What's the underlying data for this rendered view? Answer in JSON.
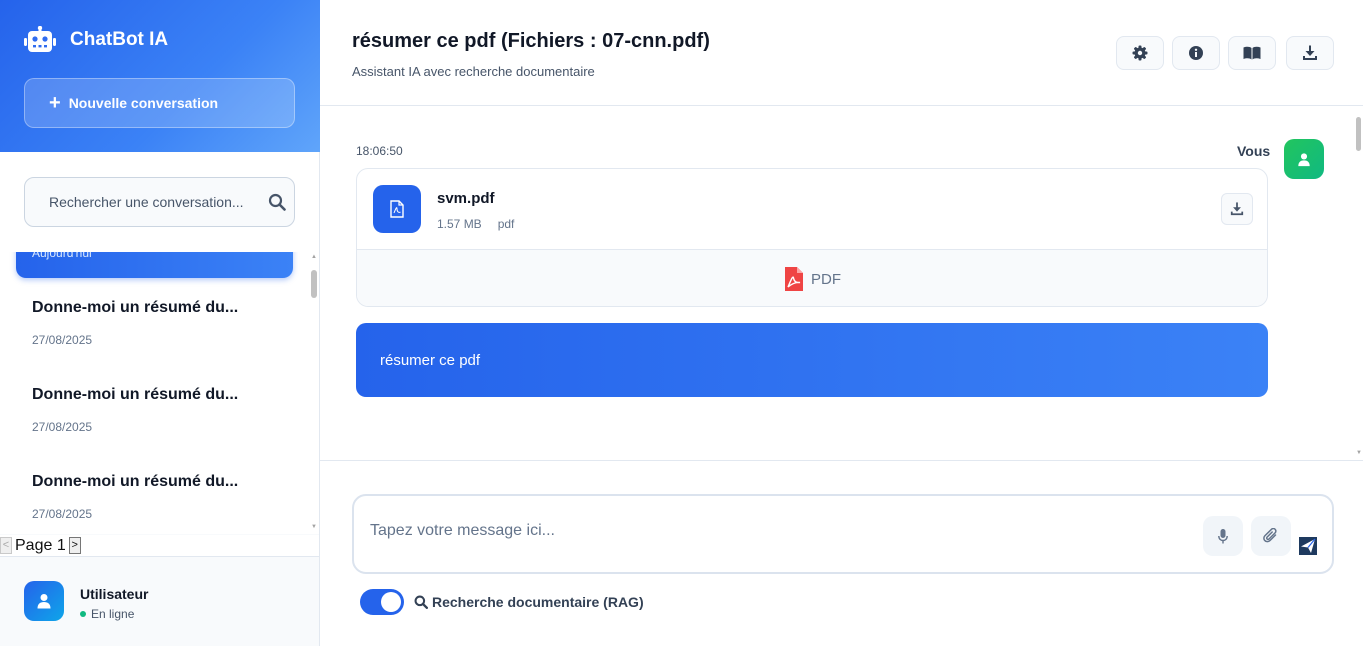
{
  "sidebar": {
    "brand": "ChatBot IA",
    "new_conversation": "Nouvelle conversation",
    "search_placeholder": "Rechercher une conversation...",
    "active_date": "Aujourd'hui",
    "conversations": [
      {
        "title": "Donne-moi un résumé du...",
        "date": "27/08/2025"
      },
      {
        "title": "Donne-moi un résumé du...",
        "date": "27/08/2025"
      },
      {
        "title": "Donne-moi un résumé du...",
        "date": "27/08/2025"
      }
    ],
    "pager": {
      "label": "Page 1",
      "prev": "<",
      "next": ">"
    },
    "user": {
      "name": "Utilisateur",
      "status": "En ligne"
    }
  },
  "header": {
    "title": "résumer ce pdf (Fichiers : 07-cnn.pdf)",
    "subtitle": "Assistant IA avec recherche documentaire",
    "buttons": [
      "gear-icon",
      "info-icon",
      "book-icon",
      "download-icon"
    ]
  },
  "messages": {
    "time": "18:06:50",
    "sender": "Vous",
    "file": {
      "name": "svm.pdf",
      "size": "1.57 MB",
      "type": "pdf",
      "preview_label": "PDF"
    },
    "text": "résumer ce pdf"
  },
  "composer": {
    "placeholder": "Tapez votre message ici...",
    "rag_label": "Recherche documentaire (RAG)",
    "rag_enabled": true
  },
  "colors": {
    "accent": "#2563eb",
    "user_avatar": "#22c55e",
    "pdf_red": "#ef4444"
  }
}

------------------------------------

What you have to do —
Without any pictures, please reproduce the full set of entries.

Response area —
What's the underlying data for this rendered view? Answer in JSON.
{
  "sidebar": {
    "brand": "ChatBot IA",
    "new_conversation": "Nouvelle conversation",
    "search_placeholder": "Rechercher une conversation...",
    "active_date": "Aujourd'hui",
    "conversations": [
      {
        "title": "Donne-moi un résumé du...",
        "date": "27/08/2025"
      },
      {
        "title": "Donne-moi un résumé du...",
        "date": "27/08/2025"
      },
      {
        "title": "Donne-moi un résumé du...",
        "date": "27/08/2025"
      }
    ],
    "pager": {
      "label": "Page 1",
      "prev": "<",
      "next": ">"
    },
    "user": {
      "name": "Utilisateur",
      "status": "En ligne"
    }
  },
  "header": {
    "title": "résumer ce pdf (Fichiers : 07-cnn.pdf)",
    "subtitle": "Assistant IA avec recherche documentaire",
    "buttons": [
      "gear-icon",
      "info-icon",
      "book-icon",
      "download-icon"
    ]
  },
  "messages": {
    "time": "18:06:50",
    "sender": "Vous",
    "file": {
      "name": "svm.pdf",
      "size": "1.57 MB",
      "type": "pdf",
      "preview_label": "PDF"
    },
    "text": "résumer ce pdf"
  },
  "composer": {
    "placeholder": "Tapez votre message ici...",
    "rag_label": "Recherche documentaire (RAG)",
    "rag_enabled": true
  },
  "colors": {
    "accent": "#2563eb",
    "user_avatar": "#22c55e",
    "pdf_red": "#ef4444"
  }
}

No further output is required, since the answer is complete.